- OverWatch hunts for unexpected behaviors stemming from otherwise mundane or routine actions. This means threat hunters need a deep familiarity with the wide variety of processes, applications, operating systems, configurations, network communications and network architectures that represent the sum of normal day-to-day operations. Similarly, hunters need a deep understanding of adversary tradecraft, exploits and the way that normal day-to-day operations can be manipulated for malicious purposes. This breadth and depth of knowledge means that hunters can rapidly identify anomalous behaviors by identifying activity that does not align with expected intent or functionality of a system. In the case of the bundled installer campaign, OverWatch observed an unidentified file attempting to bypass security on more than one occasion, which immediately stood out as unusual.
- Prevalence also plays an important role in threat hunting, as low-prevalence behaviors can be indicative of a system being used for unintended purposes. CrowdStrike Threat Graph® provides OverWatch with real-time visibility across the entire Falcon platform install base, while patented tooling enables threat hunters to immediately pivot on an indicator to determine whether it is common or not — not just within one environment but across all environments. In scenarios where there is suspicious behavior coupled with low-prevalence indicators, these two pillars provide circumstantial findings to inform hunters’ analysis.

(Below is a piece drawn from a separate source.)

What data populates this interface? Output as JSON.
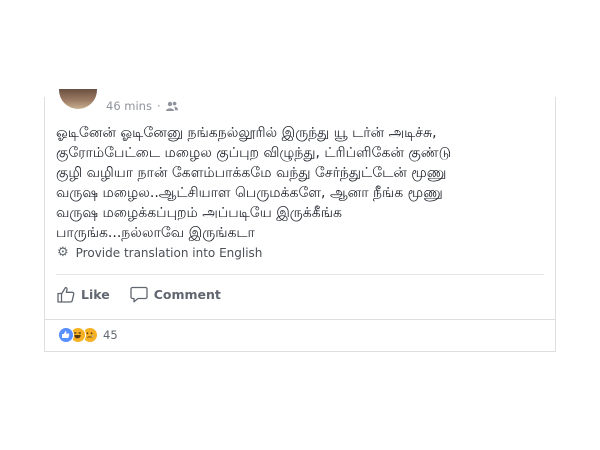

- Time is the third pillar of threat hunting. Suspicious behavior and low-prevalence indicators, all uncovered in a short period of time sound alarm bells for threat hunters. This trifecta of activity can often indicate successful targeted phishing attempts, new campaigns or the active exploitation of a zero-day in an application. In the example of the Zloader malicious installer campaign, OverWatch’s extensive data and finely tuned hunting leads effectively identified the coincidence of 8-10 suspicious behaviors all within seconds of each other. This left hunters in no doubt that the activity was malicious and enabled them to send timely and high-fidelity notifications to the victim organizations.